The ones who own little and live subsistence-based lives in remote villages are the ones who are bearing the greatest burden of climate change. Women are the ones bearing the harshest effects, as climate change reproduces and exacerbates already existing inequalities, in particular gender inequalities. This is injustice! Although my community contributed almost nothing to green house gas emissions we are already struggling to cope with climate change impacts. Yet those most responsible for the climate crisis- industrial countries and big transnational corporations- are denying their historical responsibility and refusing the resultant obligation of taking the lead in addressing the issue. But now is the time. The Paris agreement must be an ambitious and fair agreement that allows the community on the front lines of the impacts of global warming to survive. It’s the time not only for climate action but for climate and gender justice.

Asia Pacific Forum on Women Law and Development (APWLD)

 

Alina Saba, a Limbu Indigenous, was born and raised in an eastern village in Nepal where everything came from nature - food from the farm, fish from the river, fresh milk from the cows... Now her community can no longer grow and produce food in the same way because of erratic rainfall, landslides and rising temperatures. The food production has decreased and no longer meets families’ food needs year round. Therefore, she decided to campaign for climate.

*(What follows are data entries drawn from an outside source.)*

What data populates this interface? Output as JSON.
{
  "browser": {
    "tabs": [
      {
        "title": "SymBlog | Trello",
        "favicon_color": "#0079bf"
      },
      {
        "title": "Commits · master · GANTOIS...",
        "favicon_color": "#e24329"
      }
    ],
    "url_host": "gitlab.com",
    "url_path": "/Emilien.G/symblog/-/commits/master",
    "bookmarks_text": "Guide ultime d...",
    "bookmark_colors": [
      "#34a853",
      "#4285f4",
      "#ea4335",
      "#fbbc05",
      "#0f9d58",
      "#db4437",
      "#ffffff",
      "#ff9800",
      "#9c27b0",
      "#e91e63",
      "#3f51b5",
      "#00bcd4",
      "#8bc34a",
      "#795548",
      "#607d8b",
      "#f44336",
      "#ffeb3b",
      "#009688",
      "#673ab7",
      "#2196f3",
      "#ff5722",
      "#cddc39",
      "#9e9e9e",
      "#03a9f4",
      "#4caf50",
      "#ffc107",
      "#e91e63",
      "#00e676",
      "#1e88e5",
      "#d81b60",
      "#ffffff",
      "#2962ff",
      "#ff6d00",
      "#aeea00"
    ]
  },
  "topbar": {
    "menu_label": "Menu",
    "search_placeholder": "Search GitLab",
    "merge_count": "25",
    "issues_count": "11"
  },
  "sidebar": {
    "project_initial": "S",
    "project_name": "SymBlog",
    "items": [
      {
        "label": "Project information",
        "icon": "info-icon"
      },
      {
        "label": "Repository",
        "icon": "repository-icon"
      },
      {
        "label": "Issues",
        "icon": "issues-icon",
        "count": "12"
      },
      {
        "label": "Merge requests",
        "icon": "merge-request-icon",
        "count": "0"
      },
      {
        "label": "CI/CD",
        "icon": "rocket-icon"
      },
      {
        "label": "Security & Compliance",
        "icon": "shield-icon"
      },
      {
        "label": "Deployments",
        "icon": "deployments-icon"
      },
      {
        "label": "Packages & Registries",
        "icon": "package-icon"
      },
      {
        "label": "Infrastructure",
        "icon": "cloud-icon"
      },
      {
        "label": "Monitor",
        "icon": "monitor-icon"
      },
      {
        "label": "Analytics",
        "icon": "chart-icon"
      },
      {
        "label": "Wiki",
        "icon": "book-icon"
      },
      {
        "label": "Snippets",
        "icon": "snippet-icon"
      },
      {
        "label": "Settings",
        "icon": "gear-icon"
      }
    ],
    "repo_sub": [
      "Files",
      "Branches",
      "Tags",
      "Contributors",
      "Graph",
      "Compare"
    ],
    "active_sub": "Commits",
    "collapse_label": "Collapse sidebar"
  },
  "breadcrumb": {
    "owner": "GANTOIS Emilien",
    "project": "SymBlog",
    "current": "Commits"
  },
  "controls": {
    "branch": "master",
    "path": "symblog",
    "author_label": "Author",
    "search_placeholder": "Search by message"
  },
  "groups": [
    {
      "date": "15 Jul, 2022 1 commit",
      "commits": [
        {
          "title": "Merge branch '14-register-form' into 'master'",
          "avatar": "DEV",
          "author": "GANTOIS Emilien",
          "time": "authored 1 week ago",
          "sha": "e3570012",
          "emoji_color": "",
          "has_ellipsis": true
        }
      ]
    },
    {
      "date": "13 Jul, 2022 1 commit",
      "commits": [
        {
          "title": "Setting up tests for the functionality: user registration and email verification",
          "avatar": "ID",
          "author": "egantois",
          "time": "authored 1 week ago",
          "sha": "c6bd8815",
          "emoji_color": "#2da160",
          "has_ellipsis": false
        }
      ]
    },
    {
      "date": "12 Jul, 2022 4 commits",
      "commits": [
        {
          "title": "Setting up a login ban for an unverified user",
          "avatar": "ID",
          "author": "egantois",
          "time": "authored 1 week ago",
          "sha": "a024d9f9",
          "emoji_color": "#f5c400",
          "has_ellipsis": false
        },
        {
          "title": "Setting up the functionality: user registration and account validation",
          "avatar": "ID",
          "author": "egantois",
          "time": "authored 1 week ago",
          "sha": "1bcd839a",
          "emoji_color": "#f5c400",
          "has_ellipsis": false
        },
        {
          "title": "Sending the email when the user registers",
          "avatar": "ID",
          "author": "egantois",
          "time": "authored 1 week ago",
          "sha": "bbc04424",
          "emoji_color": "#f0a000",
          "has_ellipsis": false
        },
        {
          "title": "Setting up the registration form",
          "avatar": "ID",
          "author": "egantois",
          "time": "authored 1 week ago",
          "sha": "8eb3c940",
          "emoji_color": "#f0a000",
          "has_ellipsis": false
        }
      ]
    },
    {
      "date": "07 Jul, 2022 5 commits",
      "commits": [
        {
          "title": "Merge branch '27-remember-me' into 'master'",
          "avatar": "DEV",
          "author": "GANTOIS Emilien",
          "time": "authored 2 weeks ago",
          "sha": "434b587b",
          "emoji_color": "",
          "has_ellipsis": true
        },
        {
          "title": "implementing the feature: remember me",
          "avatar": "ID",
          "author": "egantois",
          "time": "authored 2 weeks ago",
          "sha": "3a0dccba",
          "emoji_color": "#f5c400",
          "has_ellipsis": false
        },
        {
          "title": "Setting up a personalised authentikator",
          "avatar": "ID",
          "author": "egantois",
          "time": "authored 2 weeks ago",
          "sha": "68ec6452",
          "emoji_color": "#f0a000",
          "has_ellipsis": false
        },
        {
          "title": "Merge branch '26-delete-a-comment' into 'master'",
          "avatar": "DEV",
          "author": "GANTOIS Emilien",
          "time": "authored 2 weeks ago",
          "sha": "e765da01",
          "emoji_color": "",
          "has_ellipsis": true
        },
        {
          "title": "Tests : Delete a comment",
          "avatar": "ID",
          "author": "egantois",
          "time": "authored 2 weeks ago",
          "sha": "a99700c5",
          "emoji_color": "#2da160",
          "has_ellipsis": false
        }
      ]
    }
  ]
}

This young woman working with some of the most remote mountainous communities in Nepal was selected to speak on the “Voices from the frontlines panel.” Alina was working in a Mugal community and had to walk for two days just to reach a town with communications capacity when she was selected.